A zero-based budget gives you maximum control over your finances: you know exactly where your money is going, and if done right, you've put your money in the right places. Additionally, here are three advantages to using this method.
- It gives every dollar a plan, including "leftover" money.
A traditional budget doesn't tell you what to do with extra cash. After listing all of your expenses, you may have $500 left over, which could encourage you to spend it on something you don't need. A zero-based budget accounts for this, helping you build your financial goals into the budget.
- It helps you stop overspending.

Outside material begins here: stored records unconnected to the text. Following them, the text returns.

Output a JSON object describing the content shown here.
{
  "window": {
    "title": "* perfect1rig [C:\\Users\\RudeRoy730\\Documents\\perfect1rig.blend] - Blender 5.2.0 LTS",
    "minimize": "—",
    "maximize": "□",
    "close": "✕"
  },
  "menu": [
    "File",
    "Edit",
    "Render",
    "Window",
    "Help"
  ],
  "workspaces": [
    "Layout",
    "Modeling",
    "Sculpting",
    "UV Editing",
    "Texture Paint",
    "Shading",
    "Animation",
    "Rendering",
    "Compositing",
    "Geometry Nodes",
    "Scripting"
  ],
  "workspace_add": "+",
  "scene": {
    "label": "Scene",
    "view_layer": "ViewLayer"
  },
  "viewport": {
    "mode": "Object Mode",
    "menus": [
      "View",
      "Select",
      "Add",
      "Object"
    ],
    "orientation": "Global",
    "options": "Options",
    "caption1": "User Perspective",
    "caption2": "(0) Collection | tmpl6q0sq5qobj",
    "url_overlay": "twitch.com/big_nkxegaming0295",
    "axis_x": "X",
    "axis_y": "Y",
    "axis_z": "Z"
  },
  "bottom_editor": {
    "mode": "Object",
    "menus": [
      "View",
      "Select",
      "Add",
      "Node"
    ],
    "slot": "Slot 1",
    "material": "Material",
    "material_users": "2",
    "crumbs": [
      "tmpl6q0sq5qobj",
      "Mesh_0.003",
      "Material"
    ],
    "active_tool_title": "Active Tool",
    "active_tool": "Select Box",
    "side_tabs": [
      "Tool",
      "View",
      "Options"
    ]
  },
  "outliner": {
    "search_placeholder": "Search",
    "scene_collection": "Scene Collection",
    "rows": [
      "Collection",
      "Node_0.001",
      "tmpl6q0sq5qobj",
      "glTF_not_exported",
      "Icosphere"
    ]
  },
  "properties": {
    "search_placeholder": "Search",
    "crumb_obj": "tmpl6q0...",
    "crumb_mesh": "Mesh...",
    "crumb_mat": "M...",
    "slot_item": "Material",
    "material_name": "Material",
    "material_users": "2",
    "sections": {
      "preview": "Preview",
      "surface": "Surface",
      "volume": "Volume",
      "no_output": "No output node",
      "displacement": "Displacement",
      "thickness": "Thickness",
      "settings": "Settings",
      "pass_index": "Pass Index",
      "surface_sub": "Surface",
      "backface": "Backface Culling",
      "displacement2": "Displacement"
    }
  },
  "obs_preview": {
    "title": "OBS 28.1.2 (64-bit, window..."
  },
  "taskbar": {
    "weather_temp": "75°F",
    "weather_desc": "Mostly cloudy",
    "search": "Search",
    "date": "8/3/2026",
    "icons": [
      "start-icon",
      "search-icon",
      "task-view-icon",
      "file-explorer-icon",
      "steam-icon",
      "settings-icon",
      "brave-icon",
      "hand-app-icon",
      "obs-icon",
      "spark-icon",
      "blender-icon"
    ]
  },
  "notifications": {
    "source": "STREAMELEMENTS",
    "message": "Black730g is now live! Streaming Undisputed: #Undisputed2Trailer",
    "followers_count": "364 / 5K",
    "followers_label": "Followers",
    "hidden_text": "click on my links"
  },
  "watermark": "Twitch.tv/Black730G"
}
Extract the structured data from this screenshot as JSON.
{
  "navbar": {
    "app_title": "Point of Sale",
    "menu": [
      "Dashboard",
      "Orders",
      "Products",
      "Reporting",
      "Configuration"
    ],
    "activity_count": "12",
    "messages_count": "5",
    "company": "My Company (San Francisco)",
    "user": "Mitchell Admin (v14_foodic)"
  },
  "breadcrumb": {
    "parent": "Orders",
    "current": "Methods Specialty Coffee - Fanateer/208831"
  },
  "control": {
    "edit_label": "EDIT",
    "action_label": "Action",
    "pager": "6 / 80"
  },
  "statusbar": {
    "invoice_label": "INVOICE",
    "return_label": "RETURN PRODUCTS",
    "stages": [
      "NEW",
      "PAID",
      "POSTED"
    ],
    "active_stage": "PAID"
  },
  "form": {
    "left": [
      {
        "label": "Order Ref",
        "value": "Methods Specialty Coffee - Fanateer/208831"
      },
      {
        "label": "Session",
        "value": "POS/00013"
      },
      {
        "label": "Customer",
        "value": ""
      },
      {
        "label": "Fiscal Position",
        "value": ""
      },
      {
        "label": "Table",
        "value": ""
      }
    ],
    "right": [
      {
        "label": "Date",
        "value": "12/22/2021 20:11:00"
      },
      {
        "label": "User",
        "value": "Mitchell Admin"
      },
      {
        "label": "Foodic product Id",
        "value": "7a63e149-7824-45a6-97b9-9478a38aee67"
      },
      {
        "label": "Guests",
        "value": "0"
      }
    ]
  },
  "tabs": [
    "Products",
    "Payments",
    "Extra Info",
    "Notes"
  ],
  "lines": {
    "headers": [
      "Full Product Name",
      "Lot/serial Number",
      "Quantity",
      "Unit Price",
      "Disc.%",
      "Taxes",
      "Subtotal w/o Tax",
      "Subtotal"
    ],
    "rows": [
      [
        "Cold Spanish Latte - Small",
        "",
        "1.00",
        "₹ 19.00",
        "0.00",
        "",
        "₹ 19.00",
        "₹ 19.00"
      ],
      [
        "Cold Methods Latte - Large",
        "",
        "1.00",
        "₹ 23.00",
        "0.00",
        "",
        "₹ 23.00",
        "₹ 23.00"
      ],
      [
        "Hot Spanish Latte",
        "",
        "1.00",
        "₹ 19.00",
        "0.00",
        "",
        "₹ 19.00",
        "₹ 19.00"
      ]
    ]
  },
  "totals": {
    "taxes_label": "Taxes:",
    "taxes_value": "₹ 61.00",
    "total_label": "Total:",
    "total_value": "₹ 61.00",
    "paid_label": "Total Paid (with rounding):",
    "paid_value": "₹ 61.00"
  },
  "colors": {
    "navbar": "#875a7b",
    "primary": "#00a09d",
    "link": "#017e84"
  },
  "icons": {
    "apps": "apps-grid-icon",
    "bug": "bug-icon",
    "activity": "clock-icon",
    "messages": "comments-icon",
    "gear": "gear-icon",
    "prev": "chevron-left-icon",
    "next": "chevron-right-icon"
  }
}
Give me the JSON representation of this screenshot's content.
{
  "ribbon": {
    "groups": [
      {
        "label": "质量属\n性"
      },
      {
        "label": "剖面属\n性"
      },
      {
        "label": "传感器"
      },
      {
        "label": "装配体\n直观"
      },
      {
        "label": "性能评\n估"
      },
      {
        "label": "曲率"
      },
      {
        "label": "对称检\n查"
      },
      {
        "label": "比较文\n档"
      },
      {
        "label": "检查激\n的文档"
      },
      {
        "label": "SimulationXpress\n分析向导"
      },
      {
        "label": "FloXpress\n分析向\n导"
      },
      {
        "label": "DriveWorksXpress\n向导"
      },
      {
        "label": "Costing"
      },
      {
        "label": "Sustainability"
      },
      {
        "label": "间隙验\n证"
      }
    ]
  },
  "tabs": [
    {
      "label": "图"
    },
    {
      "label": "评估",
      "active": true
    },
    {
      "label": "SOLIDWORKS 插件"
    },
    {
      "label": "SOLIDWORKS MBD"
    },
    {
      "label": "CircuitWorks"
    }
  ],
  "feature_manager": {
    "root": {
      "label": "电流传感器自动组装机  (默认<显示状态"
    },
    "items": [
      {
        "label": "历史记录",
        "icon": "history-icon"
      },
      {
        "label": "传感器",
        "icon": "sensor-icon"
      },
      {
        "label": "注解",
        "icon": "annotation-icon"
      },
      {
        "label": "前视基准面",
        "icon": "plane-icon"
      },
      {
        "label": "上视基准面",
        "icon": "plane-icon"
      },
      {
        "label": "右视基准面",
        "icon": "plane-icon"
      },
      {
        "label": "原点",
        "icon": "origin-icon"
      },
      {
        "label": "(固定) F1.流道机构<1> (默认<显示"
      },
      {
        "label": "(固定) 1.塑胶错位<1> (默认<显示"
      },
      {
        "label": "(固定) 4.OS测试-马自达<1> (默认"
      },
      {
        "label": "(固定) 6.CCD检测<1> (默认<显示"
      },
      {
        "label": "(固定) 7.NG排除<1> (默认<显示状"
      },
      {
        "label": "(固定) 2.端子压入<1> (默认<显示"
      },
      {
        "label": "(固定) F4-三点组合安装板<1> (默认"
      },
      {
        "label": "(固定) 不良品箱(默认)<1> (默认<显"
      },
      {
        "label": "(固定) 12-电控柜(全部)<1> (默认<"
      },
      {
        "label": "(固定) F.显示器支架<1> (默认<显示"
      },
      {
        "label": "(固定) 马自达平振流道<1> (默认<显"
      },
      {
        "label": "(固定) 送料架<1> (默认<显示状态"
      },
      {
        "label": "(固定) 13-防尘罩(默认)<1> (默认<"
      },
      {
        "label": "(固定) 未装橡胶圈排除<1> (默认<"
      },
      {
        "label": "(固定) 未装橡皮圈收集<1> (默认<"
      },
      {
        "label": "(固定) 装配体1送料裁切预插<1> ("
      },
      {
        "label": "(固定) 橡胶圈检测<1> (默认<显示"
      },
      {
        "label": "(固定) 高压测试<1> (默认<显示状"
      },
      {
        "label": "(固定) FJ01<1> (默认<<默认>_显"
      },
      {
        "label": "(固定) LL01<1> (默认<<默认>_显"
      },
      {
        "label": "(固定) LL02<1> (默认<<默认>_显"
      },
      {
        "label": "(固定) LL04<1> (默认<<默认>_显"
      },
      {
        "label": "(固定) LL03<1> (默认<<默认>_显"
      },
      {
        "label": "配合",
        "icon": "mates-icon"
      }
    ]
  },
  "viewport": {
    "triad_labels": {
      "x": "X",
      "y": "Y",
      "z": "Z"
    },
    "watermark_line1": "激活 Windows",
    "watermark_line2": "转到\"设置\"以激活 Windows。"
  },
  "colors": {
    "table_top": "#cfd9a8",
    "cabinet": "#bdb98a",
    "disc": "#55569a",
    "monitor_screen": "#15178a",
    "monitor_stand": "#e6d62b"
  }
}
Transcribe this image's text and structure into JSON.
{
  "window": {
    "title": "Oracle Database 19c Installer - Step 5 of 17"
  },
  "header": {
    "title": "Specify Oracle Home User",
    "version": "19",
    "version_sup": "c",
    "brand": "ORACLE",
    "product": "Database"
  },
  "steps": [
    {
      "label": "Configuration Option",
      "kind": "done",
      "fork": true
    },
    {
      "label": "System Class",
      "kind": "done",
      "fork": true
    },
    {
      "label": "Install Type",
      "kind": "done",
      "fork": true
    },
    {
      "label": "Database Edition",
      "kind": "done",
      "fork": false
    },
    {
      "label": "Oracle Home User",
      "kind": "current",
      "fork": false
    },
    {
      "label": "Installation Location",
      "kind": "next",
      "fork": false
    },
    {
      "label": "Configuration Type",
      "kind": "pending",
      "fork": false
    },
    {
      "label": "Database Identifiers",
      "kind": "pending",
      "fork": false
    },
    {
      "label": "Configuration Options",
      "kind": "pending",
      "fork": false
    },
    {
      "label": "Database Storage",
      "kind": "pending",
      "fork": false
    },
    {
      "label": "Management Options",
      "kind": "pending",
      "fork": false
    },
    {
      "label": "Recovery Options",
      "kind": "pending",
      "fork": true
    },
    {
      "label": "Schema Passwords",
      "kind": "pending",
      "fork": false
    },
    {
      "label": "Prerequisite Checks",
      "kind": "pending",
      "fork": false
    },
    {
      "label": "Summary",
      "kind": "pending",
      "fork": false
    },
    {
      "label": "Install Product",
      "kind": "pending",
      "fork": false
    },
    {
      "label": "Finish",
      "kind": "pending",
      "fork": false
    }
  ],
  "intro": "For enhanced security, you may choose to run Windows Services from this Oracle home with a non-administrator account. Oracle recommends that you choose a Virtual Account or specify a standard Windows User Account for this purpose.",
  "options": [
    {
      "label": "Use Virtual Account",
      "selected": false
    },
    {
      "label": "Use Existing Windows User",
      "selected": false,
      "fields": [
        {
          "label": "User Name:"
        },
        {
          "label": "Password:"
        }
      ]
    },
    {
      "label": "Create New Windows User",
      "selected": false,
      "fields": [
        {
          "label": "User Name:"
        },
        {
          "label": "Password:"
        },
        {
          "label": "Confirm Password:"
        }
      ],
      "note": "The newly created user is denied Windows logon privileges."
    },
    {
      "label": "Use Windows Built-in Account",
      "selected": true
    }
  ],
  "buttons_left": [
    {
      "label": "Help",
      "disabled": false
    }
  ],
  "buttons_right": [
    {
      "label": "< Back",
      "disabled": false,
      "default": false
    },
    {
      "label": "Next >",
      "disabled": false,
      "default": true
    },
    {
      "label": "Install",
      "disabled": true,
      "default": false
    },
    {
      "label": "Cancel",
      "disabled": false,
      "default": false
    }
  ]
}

A zero-based budget can help you overcome emotional spending. Sure, you may really want that Halloween costume for your dog, or that new pressure cooker for your kitchen. But if it pushes your budget into negative numbers, you know it's not worth it.
- It breaks the paycheck-to-paycheck cycle.
A zero-based budget is based on the money you earned the month before, not money you expect to earn. Yes—this gives people a head tilt. Most people live paycheck-to-paycheck, paying bills as they earn income. A zero-based budget breaks this cycle. At the beginning of each month, you use the money you've already earned to plan out how much you can spend, which, in turn, discourages you from overspending.
How do you make a zero-based budget?
Grab your pen and paper, start a new spreadsheet, or open your budgeting apps, because now is the fun part—we're going to make a zero-based budget in four easy steps.
- Find out what you're spending your money on.
First, look at bank transactions from the last several months and find out where your money is going. Write down every expense category that makes sense for you. Don't forget to include personal savings accounts, savings for your kids' colleges, retirement contributions, and investments.
Your categories may include:
- House Maintenance
- Car Repairs/Maintenance/Registration
- Insurance Premiums/Deductibles
- Pet or Child care
- Travel Expenses
- Bank Account Fees
- Emergency Fund Contributions
- Investment & Retirement Contributions
- Holiday & Birthday Gifts
- Charitable Donations
- "Fun" Money
As you're figuring out what you're spending your money on, pay attention to how much you're spending on each item. This will help you later when you're assigning each category a dollar amount.
- Find out how much you're spending a month.
Now that you know what you're spending your money on, it's time to figure out how much you're spending a month. Again, look at your bank transactions. If your spending has been irregular every month, add them up and take the average. Then, adjust the number based on your intuition. For example, you may have spent $5,000 in May, $5,600 in June, and $7,800 in July. After you calculate the average—$5,800—you decide to set your monthly expenses at $6,000, which feels right to you.
- Save a month's worth of expenses
Next, put a month's worth of expenses aside. Yes, this may take a few months, especially if you're living paycheck-to-paycheck. That's okay—it's worth it. Set aside a little every month, until you have enough to cover an entire month of expenses.
- Assign every dollar a job.
Finally, it's time to give every dollar a purpose. Go back to your expense categories. Based on what you've spent in the past, assign each one a reasonable amount. Remember: you cannot spend more than this amount. So take your time and allocate the right amount to each.
As you're putting money aside, you may find you're spending way too much on one thing, such as eating out, and not enough on another, such as investing. Now is the time to correct this: move money around until your budget helps you accomplish your financial goals.
Alternatively, you may find that you're contributing too much to your retirement accounts. This isn't a bad thing (go you!), but you definitely don't want to deprive yourself of "fun" money. Move some back to your entertainment category, or, if you have enough in your entertainment category, give some to a local charity or church.
Need help with cashflow?
A zero-based budget helps you manage money you already have. But if you're looking for ways to get more money, we can help. Thinkflow helps you manage cashflow, as well as find side-gigs and higher-paying jobs to increase it. Get Thinkflow today and take control of your financial future.